The difference in dissolved material between pH 8.5 and 9.0 is basically non-existent, but for pH 9.5, it is quite considerable, with 10% more remaining undissolved. This is relevant when considering applying, for example, 1,000 kg of crystals to the fields as P fertiliser, as 100 kg would not be leached, resulting in considerable savings in fertiliser in the long term. This difference in dissolution of the crystals may be explained by considering the sum of peak intensity and FWHM (full width at half maximum) for the most relevant peaks in the diffractograms – 2θ values of 15.9°, 21.0°, 21.6°, 27.2° and 32.1° (Figure 8).
The sum of peak intensities is higher for pH 9.0 than for pH 8.5. This occurrence reflects what was found with SEM microphotographs where crystals were revealed to be smaller and with a thinner needle-like shape morphology at pH 9.0 than at pH 8.5, having more crystals with smaller sizes reducing the count sum. The FWHM is an important parameter as it reflects the structure organisation and crystallinity; higher FWHM means less crystallinity, which fits the dissolution results.
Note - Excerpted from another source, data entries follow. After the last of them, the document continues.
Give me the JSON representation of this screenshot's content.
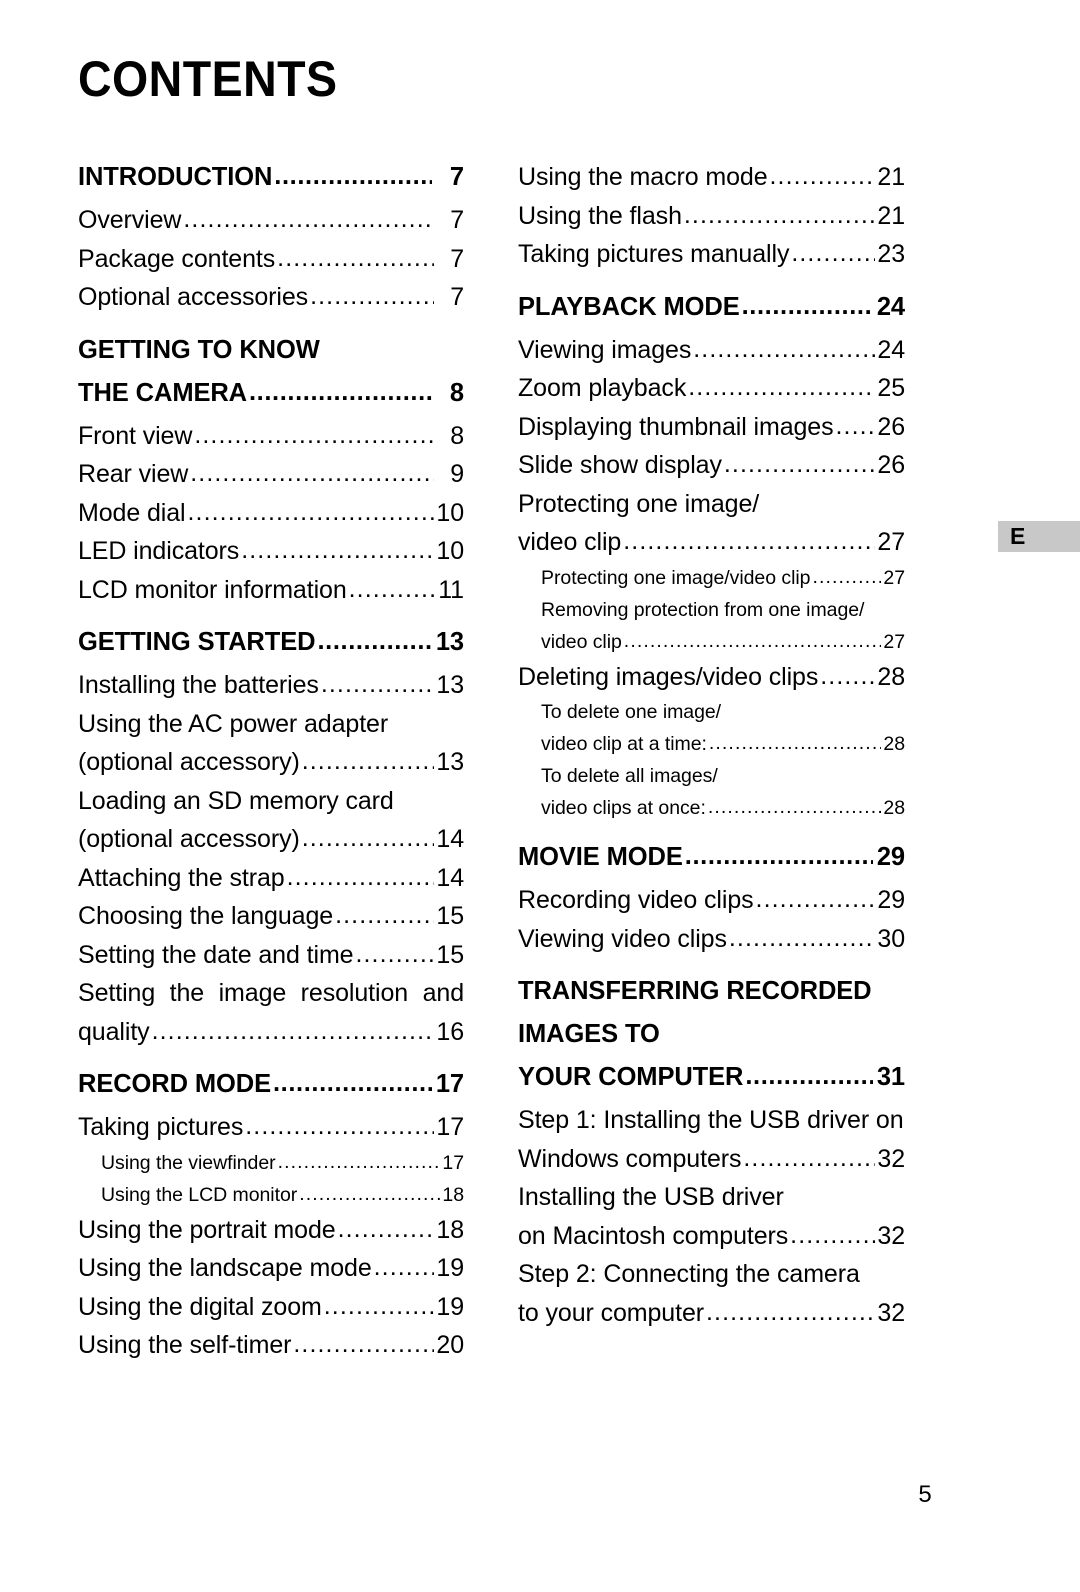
{
  "document": {
    "title": "CONTENTS",
    "folio": "5",
    "edge_tab_letter": "E",
    "leader_char": "."
  },
  "columns": [
    {
      "name": "left",
      "entries": [
        {
          "level": "head",
          "lines": [
            {
              "text": "INTRODUCTION",
              "page": "7"
            }
          ],
          "gap": "none"
        },
        {
          "level": "item",
          "lines": [
            {
              "text": "Overview",
              "page": "7"
            }
          ],
          "gap": "none"
        },
        {
          "level": "item",
          "lines": [
            {
              "text": "Package contents",
              "page": "7"
            }
          ],
          "gap": "none"
        },
        {
          "level": "item",
          "lines": [
            {
              "text": "Optional accessories",
              "page": "7"
            }
          ],
          "gap": "none"
        },
        {
          "level": "head",
          "lines": [
            {
              "text": "GETTING TO KNOW",
              "page": ""
            },
            {
              "text": "THE CAMERA",
              "page": "8"
            }
          ],
          "gap": "before"
        },
        {
          "level": "item",
          "lines": [
            {
              "text": "Front view",
              "page": "8"
            }
          ],
          "gap": "none"
        },
        {
          "level": "item",
          "lines": [
            {
              "text": "Rear view",
              "page": "9"
            }
          ],
          "gap": "none"
        },
        {
          "level": "item",
          "lines": [
            {
              "text": "Mode dial",
              "page": "10"
            }
          ],
          "gap": "none"
        },
        {
          "level": "item",
          "lines": [
            {
              "text": "LED indicators",
              "page": "10"
            }
          ],
          "gap": "none"
        },
        {
          "level": "item",
          "lines": [
            {
              "text": "LCD monitor information",
              "page": "11"
            }
          ],
          "gap": "none"
        },
        {
          "level": "head",
          "lines": [
            {
              "text": "GETTING STARTED",
              "page": "13"
            }
          ],
          "gap": "before"
        },
        {
          "level": "item",
          "lines": [
            {
              "text": "Installing the batteries",
              "page": "13"
            }
          ],
          "gap": "none"
        },
        {
          "level": "item",
          "lines": [
            {
              "text": "Using the AC power adapter",
              "page": ""
            },
            {
              "text": "(optional accessory)",
              "page": "13"
            }
          ],
          "gap": "none"
        },
        {
          "level": "item",
          "lines": [
            {
              "text": "Loading an SD memory card",
              "page": ""
            },
            {
              "text": "(optional accessory)",
              "page": "14"
            }
          ],
          "gap": "none"
        },
        {
          "level": "item",
          "lines": [
            {
              "text": "Attaching the strap",
              "page": "14"
            }
          ],
          "gap": "none"
        },
        {
          "level": "item",
          "lines": [
            {
              "text": "Choosing the language",
              "page": "15"
            }
          ],
          "gap": "none"
        },
        {
          "level": "item",
          "lines": [
            {
              "text": "Setting the date and time",
              "page": "15"
            }
          ],
          "gap": "none"
        },
        {
          "level": "item",
          "lines": [
            {
              "text": "Setting the image resolution and",
              "page": "",
              "justify": true
            },
            {
              "text": "quality",
              "page": "16"
            }
          ],
          "gap": "none"
        },
        {
          "level": "head",
          "lines": [
            {
              "text": "RECORD MODE",
              "page": "17"
            }
          ],
          "gap": "before"
        },
        {
          "level": "item",
          "lines": [
            {
              "text": "Taking pictures",
              "page": "17"
            }
          ],
          "gap": "none"
        },
        {
          "level": "sub",
          "lines": [
            {
              "text": "Using the viewfinder",
              "page": "17"
            }
          ],
          "gap": "none"
        },
        {
          "level": "sub",
          "lines": [
            {
              "text": "Using the LCD monitor",
              "page": "18"
            }
          ],
          "gap": "none"
        },
        {
          "level": "item",
          "lines": [
            {
              "text": "Using the portrait mode",
              "page": "18"
            }
          ],
          "gap": "none"
        },
        {
          "level": "item",
          "lines": [
            {
              "text": "Using the landscape mode",
              "page": "19"
            }
          ],
          "gap": "none"
        },
        {
          "level": "item",
          "lines": [
            {
              "text": "Using the digital zoom",
              "page": "19"
            }
          ],
          "gap": "none"
        },
        {
          "level": "item",
          "lines": [
            {
              "text": "Using the self-timer",
              "page": "20"
            }
          ],
          "gap": "none"
        }
      ]
    },
    {
      "name": "right",
      "entries": [
        {
          "level": "item",
          "lines": [
            {
              "text": "Using the macro mode",
              "page": "21"
            }
          ],
          "gap": "none"
        },
        {
          "level": "item",
          "lines": [
            {
              "text": "Using the flash",
              "page": "21"
            }
          ],
          "gap": "none"
        },
        {
          "level": "item",
          "lines": [
            {
              "text": "Taking pictures manually",
              "page": "23"
            }
          ],
          "gap": "none"
        },
        {
          "level": "head",
          "lines": [
            {
              "text": "PLAYBACK MODE",
              "page": "24"
            }
          ],
          "gap": "before"
        },
        {
          "level": "item",
          "lines": [
            {
              "text": "Viewing images",
              "page": "24"
            }
          ],
          "gap": "none"
        },
        {
          "level": "item",
          "lines": [
            {
              "text": "Zoom playback",
              "page": "25"
            }
          ],
          "gap": "none"
        },
        {
          "level": "item",
          "lines": [
            {
              "text": "Displaying thumbnail images",
              "page": "26"
            }
          ],
          "gap": "none"
        },
        {
          "level": "item",
          "lines": [
            {
              "text": "Slide show display",
              "page": "26"
            }
          ],
          "gap": "none"
        },
        {
          "level": "item",
          "lines": [
            {
              "text": "Protecting one image/",
              "page": ""
            },
            {
              "text": "video clip",
              "page": "27"
            }
          ],
          "gap": "none"
        },
        {
          "level": "sub",
          "lines": [
            {
              "text": "Protecting one image/video clip",
              "page": "27"
            }
          ],
          "gap": "none"
        },
        {
          "level": "sub",
          "lines": [
            {
              "text": "Removing protection from one image/",
              "page": ""
            },
            {
              "text": "video clip",
              "page": "27"
            }
          ],
          "gap": "none"
        },
        {
          "level": "item",
          "lines": [
            {
              "text": "Deleting images/video clips",
              "page": "28"
            }
          ],
          "gap": "none"
        },
        {
          "level": "sub",
          "lines": [
            {
              "text": "To delete one image/",
              "page": ""
            },
            {
              "text": "video clip at a time:",
              "page": "28"
            }
          ],
          "gap": "none"
        },
        {
          "level": "sub",
          "lines": [
            {
              "text": "To delete all images/",
              "page": ""
            },
            {
              "text": "video clips at once:",
              "page": "28"
            }
          ],
          "gap": "none"
        },
        {
          "level": "head",
          "lines": [
            {
              "text": "MOVIE MODE",
              "page": "29"
            }
          ],
          "gap": "before"
        },
        {
          "level": "item",
          "lines": [
            {
              "text": "Recording video clips",
              "page": "29"
            }
          ],
          "gap": "none"
        },
        {
          "level": "item",
          "lines": [
            {
              "text": "Viewing video clips",
              "page": "30"
            }
          ],
          "gap": "none"
        },
        {
          "level": "head",
          "lines": [
            {
              "text": "TRANSFERRING RECORDED",
              "page": ""
            },
            {
              "text": "IMAGES TO",
              "page": ""
            },
            {
              "text": "YOUR COMPUTER",
              "page": "31"
            }
          ],
          "gap": "before"
        },
        {
          "level": "item",
          "lines": [
            {
              "text": "Step 1: Installing the USB driver on",
              "page": ""
            },
            {
              "text": "Windows computers",
              "page": "32"
            }
          ],
          "gap": "none"
        },
        {
          "level": "item",
          "lines": [
            {
              "text": "Installing the USB driver",
              "page": ""
            },
            {
              "text": "on Macintosh computers",
              "page": "32"
            }
          ],
          "gap": "none"
        },
        {
          "level": "item",
          "lines": [
            {
              "text": "Step 2: Connecting the camera",
              "page": ""
            },
            {
              "text": "to your computer",
              "page": "32"
            }
          ],
          "gap": "none"
        }
      ]
    }
  ]
}
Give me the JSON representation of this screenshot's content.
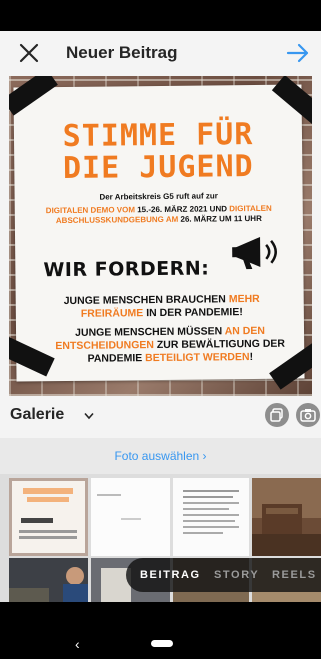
{
  "header": {
    "title": "Neuer Beitrag"
  },
  "post": {
    "headline_line1": "STIMME FÜR",
    "headline_line2": "DIE JUGEND",
    "org_line": "Der Arbeitskreis G5 ruft auf zur",
    "demo_a": "DIGITALEN DEMO VOM",
    "demo_b": " 15.-26. MÄRZ 2021 UND ",
    "demo_c": "DIGITALEN ABSCHLUSSKUNDGEBUNG AM",
    "demo_d": " 26. MÄRZ UM 11 UHR",
    "demand_heading": "WIR FORDERN:",
    "d1_a": "JUNGE MENSCHEN BRAUCHEN ",
    "d1_b": "MEHR FREIRÄUME",
    "d1_c": " IN DER PANDEMIE!",
    "d2_a": "JUNGE MENSCHEN MÜSSEN ",
    "d2_b": "AN DEN ENTSCHEIDUNGEN",
    "d2_c": " ZUR BEWÄLTIGUNG DER PANDEMIE ",
    "d2_d": "BETEILIGT WERDEN",
    "d2_e": "!"
  },
  "gallery": {
    "label": "Galerie"
  },
  "photo_select": {
    "label": "Foto auswählen"
  },
  "modes": [
    "BEITRAG",
    "STORY",
    "REELS"
  ],
  "colors": {
    "accent_blue": "#3897f0",
    "poster_orange": "#f07b21"
  }
}
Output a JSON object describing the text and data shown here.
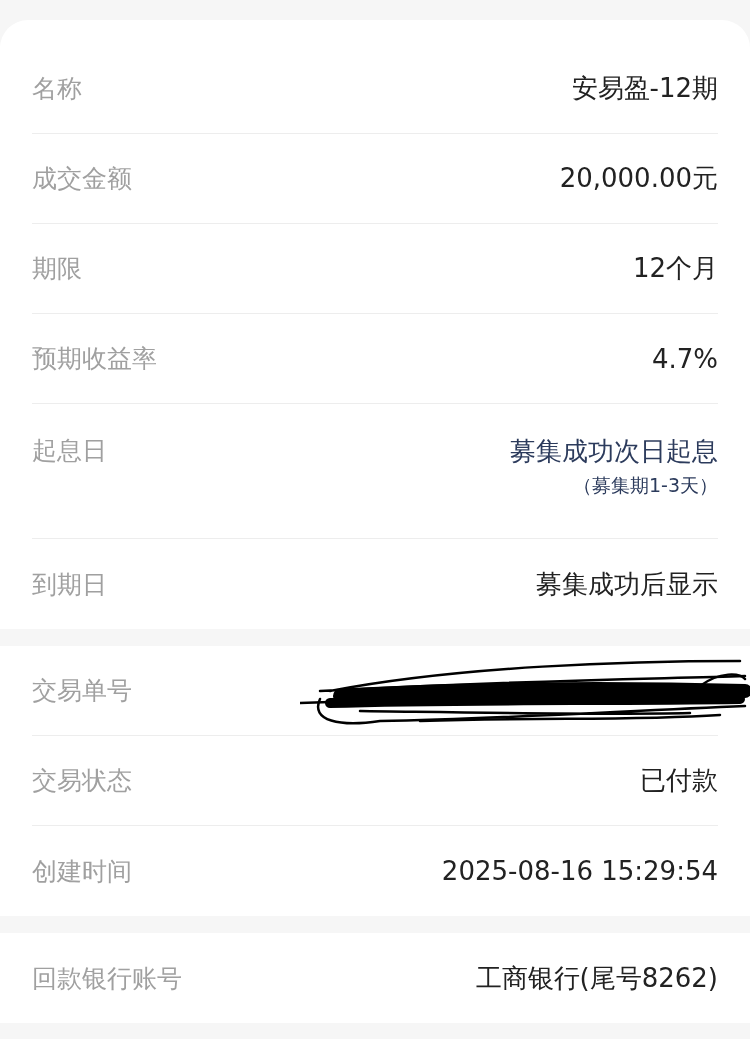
{
  "sections": [
    {
      "rows": [
        {
          "kind": "plain",
          "label": "名称",
          "value": "安易盈-12期"
        },
        {
          "kind": "plain",
          "label": "成交金额",
          "value": "20,000.00元"
        },
        {
          "kind": "plain",
          "label": "期限",
          "value": "12个月"
        },
        {
          "kind": "plain",
          "label": "预期收益率",
          "value": "4.7%"
        },
        {
          "kind": "accent",
          "label": "起息日",
          "value": "募集成功次日起息",
          "note": "（募集期1-3天）"
        },
        {
          "kind": "plain",
          "label": "到期日",
          "value": "募集成功后显示"
        }
      ]
    },
    {
      "rows": [
        {
          "kind": "redacted",
          "label": "交易单号"
        },
        {
          "kind": "plain",
          "label": "交易状态",
          "value": "已付款"
        },
        {
          "kind": "plain",
          "label": "创建时间",
          "value": "2025-08-16 15:29:54"
        }
      ]
    },
    {
      "rows": [
        {
          "kind": "plain",
          "label": "回款银行账号",
          "value": "工商银行(尾号8262)"
        }
      ]
    }
  ]
}
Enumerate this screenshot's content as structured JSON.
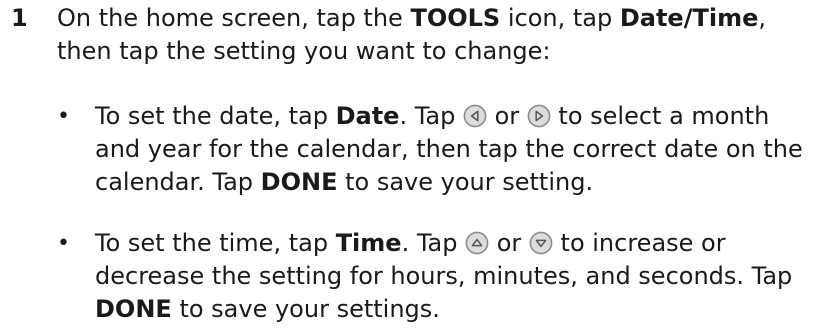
{
  "step": {
    "number": "1",
    "intro": {
      "t1": "On the home screen, tap the ",
      "b1": "TOOLS",
      "t2": " icon, tap ",
      "b2": "Date/Time",
      "t3": ", then tap the setting you want to change:"
    },
    "bullets": [
      {
        "marker": "•",
        "t1": "To set the date, tap ",
        "b1": "Date",
        "t2": ". Tap ",
        "icon1": "left-arrow-icon",
        "t3": " or ",
        "icon2": "right-arrow-icon",
        "t4": " to select a month and year for the calendar, then tap the correct date on the calendar. Tap ",
        "b2": "DONE",
        "t5": " to save your setting."
      },
      {
        "marker": "•",
        "t1": "To set the time, tap ",
        "b1": "Time",
        "t2": ". Tap ",
        "icon1": "up-arrow-icon",
        "t3": " or ",
        "icon2": "down-arrow-icon",
        "t4": " to increase or decrease the setting for hours, minutes, and seconds. Tap ",
        "b2": "DONE",
        "t5": " to save your settings."
      }
    ]
  },
  "colors": {
    "text": "#1a1a1a",
    "icon_fill": "#dcdcdc",
    "icon_stroke": "#8c8c8c"
  }
}
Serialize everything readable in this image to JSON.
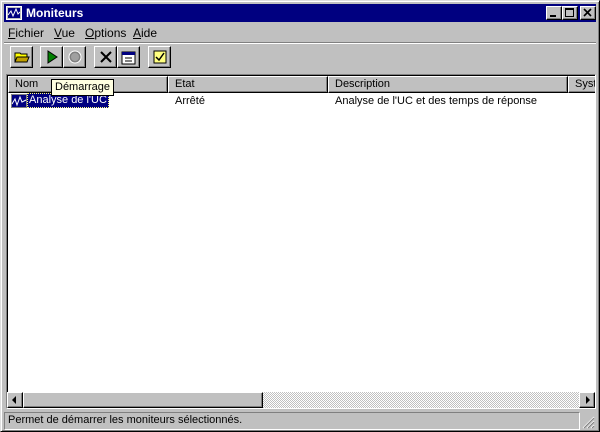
{
  "window": {
    "title": "Moniteurs",
    "icon": "monitor-app-icon"
  },
  "menubar": {
    "items": [
      {
        "u": "F",
        "rest": "ichier"
      },
      {
        "u": "V",
        "rest": "ue"
      },
      {
        "u": "O",
        "rest": "ptions"
      },
      {
        "u": "A",
        "rest": "ide"
      }
    ]
  },
  "toolbar": {
    "buttons": [
      "open-folder-icon",
      "start-play-icon",
      "stop-record-icon",
      "delete-x-icon",
      "properties-icon",
      "checklist-icon"
    ]
  },
  "tooltip": {
    "text": "Démarrage"
  },
  "list": {
    "columns": [
      "Nom",
      "Etat",
      "Description",
      "Système"
    ],
    "rows": [
      {
        "name": "Analyse de l'UC",
        "state": "Arrêté",
        "description": "Analyse de l'UC et des temps de réponse",
        "system": ""
      }
    ]
  },
  "status": {
    "text": "Permet de démarrer les moniteurs sélectionnés."
  },
  "colors": {
    "titlebar": "#000080",
    "face": "#c0c0c0",
    "selection": "#000080",
    "tooltip": "#ffffe1"
  }
}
The difference in FWHM sum is similar to the difference in dissolved material between pH 9.0 and 8.5, as after the third day, the difference between dissolved material in these pH levels is almost non-existent. The diffractograms (Figure 5) also explain the different behaviour of the crystals formed at pH 8.5 and 9.0 compared to those formed at pH 9.5. While the crystals in the first two pH levels have larger and narrower width at half height, pH 9.5 has smaller peaks with broader width at half height. This reveals the latter one as less crystalline with a higher number of smaller crystals, and pH 8.5 and 9.0 as more crystalline with a higher number of larger crystals, which confirms the information taken from the distribution of crystal area. Lower crystallinity and smaller crystals with higher FWHM explain why pH 9.5 is the one showing higher dissolution material, making the precipitate less suitable to be used as fertiliser.
Aiming at the maximisation of P recovery, the interaction of Mg:PO4 and pH is highly significant, with crystal size and properties also being relevant for full scale application and P recovery and reuse. This study shows that focusing only on P recovery yield is not appropriate. Recovery efficiency showed a difference of 1% between pH 8.5 and 9.5; however, adding the data obtained from crystal properties, the best process conditions for larger crystal production are for pH 8.5–9.0, along with SI values of 3.0–3.5 for Mg:PO4 1.2:1, resulting in almost 200 μm2 of difference in crystal size from pH 8.5 to pH 8.0 or 9.5. Water dissolution tests have also shown that precipitates obtained at pH 8.5 and 9.0 are less soluble, ∼10% less, than precipitates obtained at pH 9.5, providing better use as slow-release fertilisers and minimising leaching, which is important for reducing the accumulation of P in receiving waters through water runoff. In summary, this study reveals that the best process conditions towards P recovery with better performance as agriculture fertiliser are Mg:PO4 1.2:1, pH 8.5 and 30 minutes of contact time in hydrolysed urine. These conditions, obtained at laboratory scale, reveal the possibility of recovering 99% of P, with a simultaneous recovery of at least 20.6% of NH4+, with crystals ranging between 850 and 950 μm2 and less water solubility.
The Supplementary Material for this paper is available online at http://dx.doi.org/10.2166/wst.2019.371.